## Problem requirements
Once the pictures are set aside, copy the records below exactly as they stand.

## Data records for software interfaces
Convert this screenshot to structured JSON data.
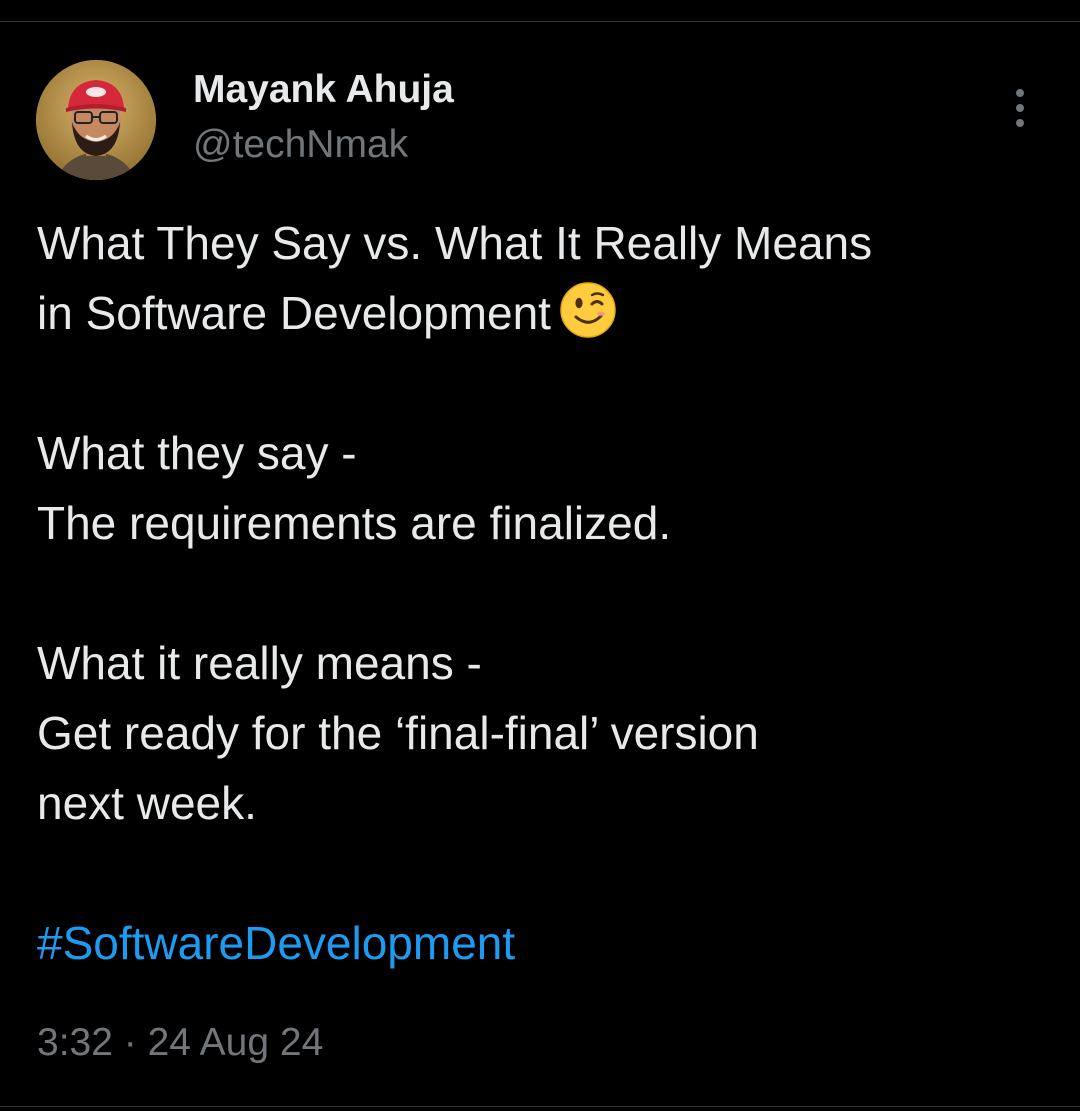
{
  "author": {
    "display_name": "Mayank Ahuja",
    "handle": "@techNmak"
  },
  "icons": {
    "more": "more-vertical-icon",
    "emoji": "winking-face-emoji"
  },
  "tweet": {
    "title_line1": "What They Say vs. What It Really Means",
    "title_line2": "in Software Development",
    "say_heading": "What they say -",
    "say_text": "The requirements are finalized.",
    "means_heading": "What it really means -",
    "means_text_line1": "Get ready for the ‘final-final’ version",
    "means_text_line2": "next week.",
    "hashtag": "#SoftwareDevelopment"
  },
  "meta": {
    "time": "3:32",
    "separator": "·",
    "date": "24 Aug 24"
  },
  "colors": {
    "background": "#000000",
    "text_primary": "#e7e9ea",
    "text_secondary": "#71767b",
    "link": "#1d9bf0"
  }
}
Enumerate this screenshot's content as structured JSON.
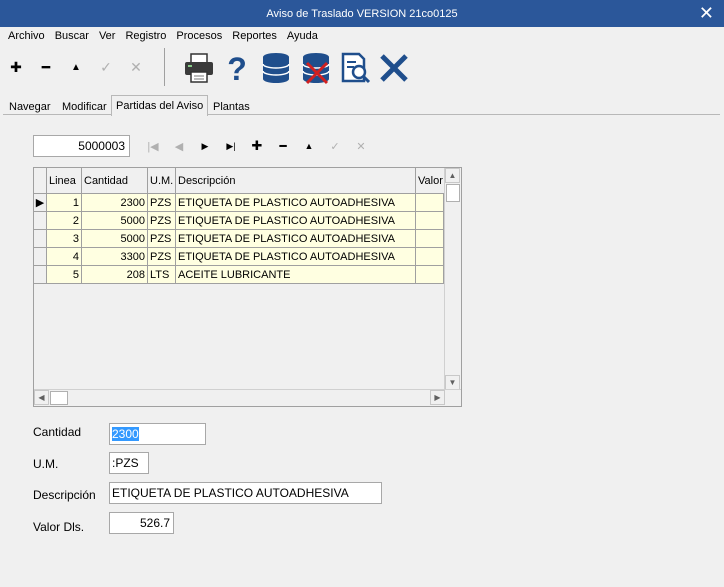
{
  "window": {
    "title": "Aviso de Traslado  VERSION 21co0125",
    "close_icon": "close-icon"
  },
  "menu": [
    "Archivo",
    "Buscar",
    "Ver",
    "Registro",
    "Procesos",
    "Reportes",
    "Ayuda"
  ],
  "tabs": [
    "Navegar",
    "Modificar",
    "Partidas del Aviso",
    "Plantas"
  ],
  "active_tab": "Partidas del Aviso",
  "record_number": "5000003",
  "grid": {
    "columns": [
      "Linea",
      "Cantidad",
      "U.M.",
      "Descripción",
      "Valor"
    ],
    "rows": [
      {
        "linea": "1",
        "cantidad": "2300",
        "um": "PZS",
        "descripcion": "ETIQUETA DE PLASTICO AUTOADHESIVA"
      },
      {
        "linea": "2",
        "cantidad": "5000",
        "um": "PZS",
        "descripcion": "ETIQUETA DE PLASTICO AUTOADHESIVA"
      },
      {
        "linea": "3",
        "cantidad": "5000",
        "um": "PZS",
        "descripcion": "ETIQUETA DE PLASTICO AUTOADHESIVA"
      },
      {
        "linea": "4",
        "cantidad": "3300",
        "um": "PZS",
        "descripcion": "ETIQUETA DE PLASTICO AUTOADHESIVA"
      },
      {
        "linea": "5",
        "cantidad": "208",
        "um": "LTS",
        "descripcion": "ACEITE LUBRICANTE"
      }
    ]
  },
  "form": {
    "cantidad_label": "Cantidad",
    "cantidad_value": "2300",
    "um_label": "U.M.",
    "um_value": ":PZS",
    "descripcion_label": "Descripción",
    "descripcion_value": "ETIQUETA DE PLASTICO AUTOADHESIVA",
    "valor_label": "Valor Dls.",
    "valor_value": "526.7"
  },
  "colors": {
    "titlebar": "#2b579a",
    "row_bg": "#ffffe1",
    "toolbar_icon": "#1f4e8c",
    "delete_red": "#d02020"
  }
}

## Answer to this exercise
Convert this screenshot to structured JSON data.
{
  "author": {
    "display_name": "Mayank Ahuja",
    "handle": "@techNmak"
  },
  "icons": {
    "more": "more-vertical-icon",
    "emoji": "winking-face-emoji"
  },
  "tweet": {
    "title_line1": "What They Say vs. What It Really Means",
    "title_line2": "in Software Development",
    "say_heading": "What they say -",
    "say_text": "The requirements are finalized.",
    "means_heading": "What it really means -",
    "means_text_line1": "Get ready for the ‘final-final’ version",
    "means_text_line2": "next week.",
    "hashtag": "#SoftwareDevelopment"
  },
  "meta": {
    "time": "3:32",
    "separator": "·",
    "date": "24 Aug 24"
  },
  "colors": {
    "background": "#000000",
    "text_primary": "#e7e9ea",
    "text_secondary": "#71767b",
    "link": "#1d9bf0"
  }
}
Enumerate this screenshot's content as structured JSON.
{
  "window": {
    "title": "Aviso de Traslado  VERSION 21co0125",
    "close_icon": "close-icon"
  },
  "menu": [
    "Archivo",
    "Buscar",
    "Ver",
    "Registro",
    "Procesos",
    "Reportes",
    "Ayuda"
  ],
  "tabs": [
    "Navegar",
    "Modificar",
    "Partidas del Aviso",
    "Plantas"
  ],
  "active_tab": "Partidas del Aviso",
  "record_number": "5000003",
  "grid": {
    "columns": [
      "Linea",
      "Cantidad",
      "U.M.",
      "Descripción",
      "Valor"
    ],
    "rows": [
      {
        "linea": "1",
        "cantidad": "2300",
        "um": "PZS",
        "descripcion": "ETIQUETA DE PLASTICO AUTOADHESIVA"
      },
      {
        "linea": "2",
        "cantidad": "5000",
        "um": "PZS",
        "descripcion": "ETIQUETA DE PLASTICO AUTOADHESIVA"
      },
      {
        "linea": "3",
        "cantidad": "5000",
        "um": "PZS",
        "descripcion": "ETIQUETA DE PLASTICO AUTOADHESIVA"
      },
      {
        "linea": "4",
        "cantidad": "3300",
        "um": "PZS",
        "descripcion": "ETIQUETA DE PLASTICO AUTOADHESIVA"
      },
      {
        "linea": "5",
        "cantidad": "208",
        "um": "LTS",
        "descripcion": "ACEITE LUBRICANTE"
      }
    ]
  },
  "form": {
    "cantidad_label": "Cantidad",
    "cantidad_value": "2300",
    "um_label": "U.M.",
    "um_value": ":PZS",
    "descripcion_label": "Descripción",
    "descripcion_value": "ETIQUETA DE PLASTICO AUTOADHESIVA",
    "valor_label": "Valor Dls.",
    "valor_value": "526.7"
  },
  "colors": {
    "titlebar": "#2b579a",
    "row_bg": "#ffffe1",
    "toolbar_icon": "#1f4e8c",
    "delete_red": "#d02020"
  }
}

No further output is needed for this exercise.